*** Block opens ***

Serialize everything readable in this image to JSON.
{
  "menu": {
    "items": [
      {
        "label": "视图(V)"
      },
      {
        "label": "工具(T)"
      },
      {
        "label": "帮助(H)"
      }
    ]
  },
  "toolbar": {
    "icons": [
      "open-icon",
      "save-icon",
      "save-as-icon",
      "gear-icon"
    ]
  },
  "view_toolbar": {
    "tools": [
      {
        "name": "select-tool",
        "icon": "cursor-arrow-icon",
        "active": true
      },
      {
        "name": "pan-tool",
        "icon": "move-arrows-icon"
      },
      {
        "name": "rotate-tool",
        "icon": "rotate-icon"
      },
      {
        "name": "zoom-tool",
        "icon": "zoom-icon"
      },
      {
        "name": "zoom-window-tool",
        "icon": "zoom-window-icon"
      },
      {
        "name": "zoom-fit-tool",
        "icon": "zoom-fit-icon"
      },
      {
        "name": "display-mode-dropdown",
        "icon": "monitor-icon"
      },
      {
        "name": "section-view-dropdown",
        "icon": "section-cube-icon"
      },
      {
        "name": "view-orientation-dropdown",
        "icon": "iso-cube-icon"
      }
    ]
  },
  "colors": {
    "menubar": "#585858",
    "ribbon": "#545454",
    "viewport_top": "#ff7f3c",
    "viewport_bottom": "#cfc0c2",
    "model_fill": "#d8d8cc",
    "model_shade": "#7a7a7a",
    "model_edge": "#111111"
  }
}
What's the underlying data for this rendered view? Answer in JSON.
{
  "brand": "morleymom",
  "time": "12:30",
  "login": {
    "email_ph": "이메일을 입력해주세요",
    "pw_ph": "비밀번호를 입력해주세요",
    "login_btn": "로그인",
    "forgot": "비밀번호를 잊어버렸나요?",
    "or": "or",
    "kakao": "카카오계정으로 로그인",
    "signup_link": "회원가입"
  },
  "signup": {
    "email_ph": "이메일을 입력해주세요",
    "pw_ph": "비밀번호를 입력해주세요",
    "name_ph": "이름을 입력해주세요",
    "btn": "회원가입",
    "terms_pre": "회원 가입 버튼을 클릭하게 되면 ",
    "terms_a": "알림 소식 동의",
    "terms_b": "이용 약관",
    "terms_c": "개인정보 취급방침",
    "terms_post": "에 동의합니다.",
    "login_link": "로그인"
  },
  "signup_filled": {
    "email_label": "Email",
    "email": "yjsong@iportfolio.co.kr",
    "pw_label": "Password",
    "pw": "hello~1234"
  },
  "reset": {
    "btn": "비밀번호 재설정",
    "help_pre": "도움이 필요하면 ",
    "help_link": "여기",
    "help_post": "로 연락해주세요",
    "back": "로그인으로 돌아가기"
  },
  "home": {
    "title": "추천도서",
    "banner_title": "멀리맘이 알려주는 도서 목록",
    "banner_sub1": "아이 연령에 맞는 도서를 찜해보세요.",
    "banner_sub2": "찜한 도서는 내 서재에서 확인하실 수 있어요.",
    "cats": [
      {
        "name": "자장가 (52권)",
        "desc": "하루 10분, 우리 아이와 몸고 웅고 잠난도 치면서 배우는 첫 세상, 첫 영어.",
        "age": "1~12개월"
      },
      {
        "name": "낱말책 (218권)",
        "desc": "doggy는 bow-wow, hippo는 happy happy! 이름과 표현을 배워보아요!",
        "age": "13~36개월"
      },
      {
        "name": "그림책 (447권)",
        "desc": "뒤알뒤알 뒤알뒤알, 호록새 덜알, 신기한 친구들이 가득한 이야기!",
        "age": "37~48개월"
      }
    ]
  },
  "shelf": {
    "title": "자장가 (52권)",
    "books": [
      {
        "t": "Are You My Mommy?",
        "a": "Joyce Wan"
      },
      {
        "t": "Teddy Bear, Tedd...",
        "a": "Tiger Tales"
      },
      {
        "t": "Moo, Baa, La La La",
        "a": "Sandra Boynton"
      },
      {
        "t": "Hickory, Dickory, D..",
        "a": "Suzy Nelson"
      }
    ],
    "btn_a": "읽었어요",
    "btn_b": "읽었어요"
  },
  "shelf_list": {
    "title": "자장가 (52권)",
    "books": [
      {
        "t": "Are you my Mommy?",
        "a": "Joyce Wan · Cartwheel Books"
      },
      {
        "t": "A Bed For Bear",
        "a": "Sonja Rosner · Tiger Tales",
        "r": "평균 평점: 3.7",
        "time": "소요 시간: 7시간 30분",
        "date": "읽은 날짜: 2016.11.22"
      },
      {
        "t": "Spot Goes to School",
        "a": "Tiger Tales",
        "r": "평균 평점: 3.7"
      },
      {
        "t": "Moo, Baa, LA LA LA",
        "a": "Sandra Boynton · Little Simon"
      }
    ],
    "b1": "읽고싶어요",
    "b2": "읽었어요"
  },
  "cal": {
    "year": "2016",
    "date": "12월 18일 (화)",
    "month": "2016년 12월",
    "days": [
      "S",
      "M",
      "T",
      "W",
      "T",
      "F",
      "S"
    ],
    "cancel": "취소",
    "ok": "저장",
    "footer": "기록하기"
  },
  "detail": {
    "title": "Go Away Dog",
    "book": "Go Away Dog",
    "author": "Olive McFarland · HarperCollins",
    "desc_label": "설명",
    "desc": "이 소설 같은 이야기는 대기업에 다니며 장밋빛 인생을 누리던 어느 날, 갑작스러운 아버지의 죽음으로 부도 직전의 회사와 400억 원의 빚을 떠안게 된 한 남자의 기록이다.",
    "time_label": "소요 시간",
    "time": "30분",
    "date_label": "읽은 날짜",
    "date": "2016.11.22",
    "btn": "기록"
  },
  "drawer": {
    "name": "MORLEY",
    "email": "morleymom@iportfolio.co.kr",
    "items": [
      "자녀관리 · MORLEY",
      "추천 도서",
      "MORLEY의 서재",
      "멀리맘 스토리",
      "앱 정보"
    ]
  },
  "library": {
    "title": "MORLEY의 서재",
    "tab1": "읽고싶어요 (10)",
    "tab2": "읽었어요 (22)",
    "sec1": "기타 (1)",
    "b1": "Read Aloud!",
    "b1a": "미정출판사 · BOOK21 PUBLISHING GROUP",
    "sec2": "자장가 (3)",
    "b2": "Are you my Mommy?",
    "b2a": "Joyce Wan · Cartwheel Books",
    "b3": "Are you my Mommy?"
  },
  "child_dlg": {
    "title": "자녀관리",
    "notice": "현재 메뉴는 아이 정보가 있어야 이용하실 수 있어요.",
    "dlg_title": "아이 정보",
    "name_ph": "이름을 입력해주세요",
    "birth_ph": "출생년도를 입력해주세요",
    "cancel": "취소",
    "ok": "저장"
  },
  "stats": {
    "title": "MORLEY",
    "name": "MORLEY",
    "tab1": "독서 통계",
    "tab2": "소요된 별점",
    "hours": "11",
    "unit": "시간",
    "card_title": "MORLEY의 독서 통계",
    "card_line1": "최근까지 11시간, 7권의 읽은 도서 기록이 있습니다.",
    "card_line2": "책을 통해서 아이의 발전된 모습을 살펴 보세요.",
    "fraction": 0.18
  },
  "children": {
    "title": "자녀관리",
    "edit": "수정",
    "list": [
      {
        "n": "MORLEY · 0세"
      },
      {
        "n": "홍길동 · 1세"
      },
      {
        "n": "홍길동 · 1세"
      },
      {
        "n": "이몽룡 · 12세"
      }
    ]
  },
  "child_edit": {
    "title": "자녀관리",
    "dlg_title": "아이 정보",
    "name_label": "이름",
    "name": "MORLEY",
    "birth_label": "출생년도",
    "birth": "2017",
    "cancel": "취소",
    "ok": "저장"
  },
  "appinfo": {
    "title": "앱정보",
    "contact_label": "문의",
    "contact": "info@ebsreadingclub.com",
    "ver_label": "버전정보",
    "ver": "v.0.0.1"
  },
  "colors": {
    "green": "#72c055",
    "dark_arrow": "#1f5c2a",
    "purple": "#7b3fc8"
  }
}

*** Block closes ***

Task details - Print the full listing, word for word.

Answer section -
Serialize everything readable in this image to JSON.
{
  "menu": {
    "items": [
      {
        "label": "视图(V)"
      },
      {
        "label": "工具(T)"
      },
      {
        "label": "帮助(H)"
      }
    ]
  },
  "toolbar": {
    "icons": [
      "open-icon",
      "save-icon",
      "save-as-icon",
      "gear-icon"
    ]
  },
  "view_toolbar": {
    "tools": [
      {
        "name": "select-tool",
        "icon": "cursor-arrow-icon",
        "active": true
      },
      {
        "name": "pan-tool",
        "icon": "move-arrows-icon"
      },
      {
        "name": "rotate-tool",
        "icon": "rotate-icon"
      },
      {
        "name": "zoom-tool",
        "icon": "zoom-icon"
      },
      {
        "name": "zoom-window-tool",
        "icon": "zoom-window-icon"
      },
      {
        "name": "zoom-fit-tool",
        "icon": "zoom-fit-icon"
      },
      {
        "name": "display-mode-dropdown",
        "icon": "monitor-icon"
      },
      {
        "name": "section-view-dropdown",
        "icon": "section-cube-icon"
      },
      {
        "name": "view-orientation-dropdown",
        "icon": "iso-cube-icon"
      }
    ]
  },
  "colors": {
    "menubar": "#585858",
    "ribbon": "#545454",
    "viewport_top": "#ff7f3c",
    "viewport_bottom": "#cfc0c2",
    "model_fill": "#d8d8cc",
    "model_shade": "#7a7a7a",
    "model_edge": "#111111"
  }
}
What's the underlying data for this rendered view? Answer in JSON.
{
  "brand": "morleymom",
  "time": "12:30",
  "login": {
    "email_ph": "이메일을 입력해주세요",
    "pw_ph": "비밀번호를 입력해주세요",
    "login_btn": "로그인",
    "forgot": "비밀번호를 잊어버렸나요?",
    "or": "or",
    "kakao": "카카오계정으로 로그인",
    "signup_link": "회원가입"
  },
  "signup": {
    "email_ph": "이메일을 입력해주세요",
    "pw_ph": "비밀번호를 입력해주세요",
    "name_ph": "이름을 입력해주세요",
    "btn": "회원가입",
    "terms_pre": "회원 가입 버튼을 클릭하게 되면 ",
    "terms_a": "알림 소식 동의",
    "terms_b": "이용 약관",
    "terms_c": "개인정보 취급방침",
    "terms_post": "에 동의합니다.",
    "login_link": "로그인"
  },
  "signup_filled": {
    "email_label": "Email",
    "email": "yjsong@iportfolio.co.kr",
    "pw_label": "Password",
    "pw": "hello~1234"
  },
  "reset": {
    "btn": "비밀번호 재설정",
    "help_pre": "도움이 필요하면 ",
    "help_link": "여기",
    "help_post": "로 연락해주세요",
    "back": "로그인으로 돌아가기"
  },
  "home": {
    "title": "추천도서",
    "banner_title": "멀리맘이 알려주는 도서 목록",
    "banner_sub1": "아이 연령에 맞는 도서를 찜해보세요.",
    "banner_sub2": "찜한 도서는 내 서재에서 확인하실 수 있어요.",
    "cats": [
      {
        "name": "자장가 (52권)",
        "desc": "하루 10분, 우리 아이와 몸고 웅고 잠난도 치면서 배우는 첫 세상, 첫 영어.",
        "age": "1~12개월"
      },
      {
        "name": "낱말책 (218권)",
        "desc": "doggy는 bow-wow, hippo는 happy happy! 이름과 표현을 배워보아요!",
        "age": "13~36개월"
      },
      {
        "name": "그림책 (447권)",
        "desc": "뒤알뒤알 뒤알뒤알, 호록새 덜알, 신기한 친구들이 가득한 이야기!",
        "age": "37~48개월"
      }
    ]
  },
  "shelf": {
    "title": "자장가 (52권)",
    "books": [
      {
        "t": "Are You My Mommy?",
        "a": "Joyce Wan"
      },
      {
        "t": "Teddy Bear, Tedd...",
        "a": "Tiger Tales"
      },
      {
        "t": "Moo, Baa, La La La",
        "a": "Sandra Boynton"
      },
      {
        "t": "Hickory, Dickory, D..",
        "a": "Suzy Nelson"
      }
    ],
    "btn_a": "읽었어요",
    "btn_b": "읽었어요"
  },
  "shelf_list": {
    "title": "자장가 (52권)",
    "books": [
      {
        "t": "Are you my Mommy?",
        "a": "Joyce Wan · Cartwheel Books"
      },
      {
        "t": "A Bed For Bear",
        "a": "Sonja Rosner · Tiger Tales",
        "r": "평균 평점: 3.7",
        "time": "소요 시간: 7시간 30분",
        "date": "읽은 날짜: 2016.11.22"
      },
      {
        "t": "Spot Goes to School",
        "a": "Tiger Tales",
        "r": "평균 평점: 3.7"
      },
      {
        "t": "Moo, Baa, LA LA LA",
        "a": "Sandra Boynton · Little Simon"
      }
    ],
    "b1": "읽고싶어요",
    "b2": "읽었어요"
  },
  "cal": {
    "year": "2016",
    "date": "12월 18일 (화)",
    "month": "2016년 12월",
    "days": [
      "S",
      "M",
      "T",
      "W",
      "T",
      "F",
      "S"
    ],
    "cancel": "취소",
    "ok": "저장",
    "footer": "기록하기"
  },
  "detail": {
    "title": "Go Away Dog",
    "book": "Go Away Dog",
    "author": "Olive McFarland · HarperCollins",
    "desc_label": "설명",
    "desc": "이 소설 같은 이야기는 대기업에 다니며 장밋빛 인생을 누리던 어느 날, 갑작스러운 아버지의 죽음으로 부도 직전의 회사와 400억 원의 빚을 떠안게 된 한 남자의 기록이다.",
    "time_label": "소요 시간",
    "time": "30분",
    "date_label": "읽은 날짜",
    "date": "2016.11.22",
    "btn": "기록"
  },
  "drawer": {
    "name": "MORLEY",
    "email": "morleymom@iportfolio.co.kr",
    "items": [
      "자녀관리 · MORLEY",
      "추천 도서",
      "MORLEY의 서재",
      "멀리맘 스토리",
      "앱 정보"
    ]
  },
  "library": {
    "title": "MORLEY의 서재",
    "tab1": "읽고싶어요 (10)",
    "tab2": "읽었어요 (22)",
    "sec1": "기타 (1)",
    "b1": "Read Aloud!",
    "b1a": "미정출판사 · BOOK21 PUBLISHING GROUP",
    "sec2": "자장가 (3)",
    "b2": "Are you my Mommy?",
    "b2a": "Joyce Wan · Cartwheel Books",
    "b3": "Are you my Mommy?"
  },
  "child_dlg": {
    "title": "자녀관리",
    "notice": "현재 메뉴는 아이 정보가 있어야 이용하실 수 있어요.",
    "dlg_title": "아이 정보",
    "name_ph": "이름을 입력해주세요",
    "birth_ph": "출생년도를 입력해주세요",
    "cancel": "취소",
    "ok": "저장"
  },
  "stats": {
    "title": "MORLEY",
    "name": "MORLEY",
    "tab1": "독서 통계",
    "tab2": "소요된 별점",
    "hours": "11",
    "unit": "시간",
    "card_title": "MORLEY의 독서 통계",
    "card_line1": "최근까지 11시간, 7권의 읽은 도서 기록이 있습니다.",
    "card_line2": "책을 통해서 아이의 발전된 모습을 살펴 보세요.",
    "fraction": 0.18
  },
  "children": {
    "title": "자녀관리",
    "edit": "수정",
    "list": [
      {
        "n": "MORLEY · 0세"
      },
      {
        "n": "홍길동 · 1세"
      },
      {
        "n": "홍길동 · 1세"
      },
      {
        "n": "이몽룡 · 12세"
      }
    ]
  },
  "child_edit": {
    "title": "자녀관리",
    "dlg_title": "아이 정보",
    "name_label": "이름",
    "name": "MORLEY",
    "birth_label": "출생년도",
    "birth": "2017",
    "cancel": "취소",
    "ok": "저장"
  },
  "appinfo": {
    "title": "앱정보",
    "contact_label": "문의",
    "contact": "info@ebsreadingclub.com",
    "ver_label": "버전정보",
    "ver": "v.0.0.1"
  },
  "colors": {
    "green": "#72c055",
    "dark_arrow": "#1f5c2a",
    "purple": "#7b3fc8"
  }
}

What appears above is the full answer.